This type of 'puzzle' snuff-box gained popularity with the late Georgians and early Victorians and came in both pocket and table-size. Prescot, South Lancashire became the centre for their production and they were commonly made in brass. The present example opens when the head of Mars and the finger of Venus point to the front of the box and the sun in splendour is aligned with the crescent moon. A Lancashire watch-shaped table snuff-box in brass with similar combination lock operated by a pair of pointers and a sun in splendour is illustrated, G. Bernard Hughes, English Snuff-Boxes, London, 1971, no. 16.

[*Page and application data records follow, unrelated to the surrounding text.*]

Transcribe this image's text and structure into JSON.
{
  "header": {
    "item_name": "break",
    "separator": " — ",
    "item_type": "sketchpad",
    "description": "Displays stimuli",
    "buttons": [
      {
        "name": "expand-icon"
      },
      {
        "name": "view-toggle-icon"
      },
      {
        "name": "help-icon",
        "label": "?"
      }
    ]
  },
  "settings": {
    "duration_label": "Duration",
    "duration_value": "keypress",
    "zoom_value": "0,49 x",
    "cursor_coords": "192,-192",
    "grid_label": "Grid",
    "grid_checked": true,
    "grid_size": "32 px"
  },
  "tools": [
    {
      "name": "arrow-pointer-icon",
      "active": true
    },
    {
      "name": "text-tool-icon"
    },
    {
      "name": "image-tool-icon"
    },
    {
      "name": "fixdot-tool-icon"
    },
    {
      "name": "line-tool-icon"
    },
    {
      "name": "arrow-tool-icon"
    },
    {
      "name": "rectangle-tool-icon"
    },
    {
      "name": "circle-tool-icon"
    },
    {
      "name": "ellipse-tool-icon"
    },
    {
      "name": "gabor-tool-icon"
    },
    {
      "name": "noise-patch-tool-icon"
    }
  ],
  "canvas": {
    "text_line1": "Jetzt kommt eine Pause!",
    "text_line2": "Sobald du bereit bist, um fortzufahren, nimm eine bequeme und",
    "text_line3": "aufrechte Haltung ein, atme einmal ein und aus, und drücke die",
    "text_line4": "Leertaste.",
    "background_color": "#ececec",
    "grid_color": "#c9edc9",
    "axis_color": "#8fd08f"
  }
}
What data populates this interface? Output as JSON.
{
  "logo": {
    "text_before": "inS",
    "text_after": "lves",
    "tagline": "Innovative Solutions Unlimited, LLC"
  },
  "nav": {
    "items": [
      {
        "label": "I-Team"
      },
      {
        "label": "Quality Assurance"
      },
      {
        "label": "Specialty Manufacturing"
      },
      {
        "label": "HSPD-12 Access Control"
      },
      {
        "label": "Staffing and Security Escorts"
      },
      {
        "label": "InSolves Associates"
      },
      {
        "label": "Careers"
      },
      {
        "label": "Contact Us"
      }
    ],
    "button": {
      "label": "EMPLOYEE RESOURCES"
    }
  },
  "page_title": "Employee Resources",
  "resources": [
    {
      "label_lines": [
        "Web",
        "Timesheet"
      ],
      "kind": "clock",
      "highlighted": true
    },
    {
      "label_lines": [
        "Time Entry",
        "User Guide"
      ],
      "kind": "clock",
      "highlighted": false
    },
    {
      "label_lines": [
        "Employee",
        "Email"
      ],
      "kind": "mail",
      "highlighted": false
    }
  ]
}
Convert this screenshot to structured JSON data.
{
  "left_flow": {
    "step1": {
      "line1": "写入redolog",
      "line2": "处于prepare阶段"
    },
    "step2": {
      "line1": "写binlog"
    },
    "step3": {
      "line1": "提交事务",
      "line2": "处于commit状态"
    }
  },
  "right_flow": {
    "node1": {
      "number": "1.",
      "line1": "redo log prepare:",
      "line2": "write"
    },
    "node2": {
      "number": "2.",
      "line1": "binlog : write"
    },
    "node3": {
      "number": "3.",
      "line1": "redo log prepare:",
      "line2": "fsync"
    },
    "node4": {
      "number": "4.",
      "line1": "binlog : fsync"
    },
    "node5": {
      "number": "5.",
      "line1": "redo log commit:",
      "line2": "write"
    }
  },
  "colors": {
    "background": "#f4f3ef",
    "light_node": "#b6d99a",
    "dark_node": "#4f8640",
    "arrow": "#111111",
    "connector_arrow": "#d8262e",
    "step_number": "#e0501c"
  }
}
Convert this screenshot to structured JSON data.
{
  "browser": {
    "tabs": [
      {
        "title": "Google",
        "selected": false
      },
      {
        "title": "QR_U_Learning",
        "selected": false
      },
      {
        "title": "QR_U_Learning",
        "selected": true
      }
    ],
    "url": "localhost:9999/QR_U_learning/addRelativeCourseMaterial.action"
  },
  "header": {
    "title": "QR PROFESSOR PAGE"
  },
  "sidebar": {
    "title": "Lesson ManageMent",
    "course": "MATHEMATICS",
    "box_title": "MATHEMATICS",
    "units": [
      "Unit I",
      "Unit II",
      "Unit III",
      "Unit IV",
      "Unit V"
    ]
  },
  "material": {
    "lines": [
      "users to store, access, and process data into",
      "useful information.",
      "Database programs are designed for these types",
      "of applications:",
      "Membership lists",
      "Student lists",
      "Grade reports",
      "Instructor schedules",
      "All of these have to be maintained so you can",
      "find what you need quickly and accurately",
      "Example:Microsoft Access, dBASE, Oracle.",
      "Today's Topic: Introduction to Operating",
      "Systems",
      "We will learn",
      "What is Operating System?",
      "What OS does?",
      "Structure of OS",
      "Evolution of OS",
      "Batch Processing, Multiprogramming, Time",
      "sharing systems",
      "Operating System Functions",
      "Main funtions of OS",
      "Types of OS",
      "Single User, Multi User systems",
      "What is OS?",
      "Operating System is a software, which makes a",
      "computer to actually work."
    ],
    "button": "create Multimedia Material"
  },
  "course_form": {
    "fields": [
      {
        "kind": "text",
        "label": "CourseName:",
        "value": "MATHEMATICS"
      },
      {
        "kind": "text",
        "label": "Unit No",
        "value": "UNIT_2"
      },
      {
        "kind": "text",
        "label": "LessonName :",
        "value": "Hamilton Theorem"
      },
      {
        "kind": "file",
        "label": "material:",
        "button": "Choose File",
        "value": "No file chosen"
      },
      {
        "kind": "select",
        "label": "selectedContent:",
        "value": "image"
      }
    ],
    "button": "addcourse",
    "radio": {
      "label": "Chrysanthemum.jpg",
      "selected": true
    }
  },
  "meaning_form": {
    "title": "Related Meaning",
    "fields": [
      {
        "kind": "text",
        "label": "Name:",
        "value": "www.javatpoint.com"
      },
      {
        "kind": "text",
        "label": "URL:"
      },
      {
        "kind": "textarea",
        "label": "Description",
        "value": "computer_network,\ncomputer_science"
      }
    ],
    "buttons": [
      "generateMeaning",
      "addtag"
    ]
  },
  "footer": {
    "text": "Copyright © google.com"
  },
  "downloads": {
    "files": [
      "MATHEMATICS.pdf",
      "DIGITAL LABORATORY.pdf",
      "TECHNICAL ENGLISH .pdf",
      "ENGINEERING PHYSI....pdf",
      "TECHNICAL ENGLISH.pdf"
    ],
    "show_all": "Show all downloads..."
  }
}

A handwritten note inside the box reads 'This snuff box was given me by my Uncle EdwD. who had it from his Mother to whom it was given I believe by the last Duchess of Bolton. I wish it to return to my family in case of my death as a sort of Heirloom I think it will be kept preserved in Henry's family [......] Augt. 1861 A IW: [.....]'.
It is possible that the Samuel Wadeson for whom the box was repaired is the Samuel Wadeson, a gentleman of Barbadoes [sic], who is referred to in a manuscript in the Sackville family papers (Centre for Kentish Studies: Sackville Manuscripts [U269/O1 - U269/Z93]. The manuscript records that Francis Whitworth (1674-1742), Clerk of H.M. Courts in Barbados, paid George Newport, a London merchant £350 to continue in the post of clerk for seven years with Samuel Wadeson as his deputy. The document is dated 1731.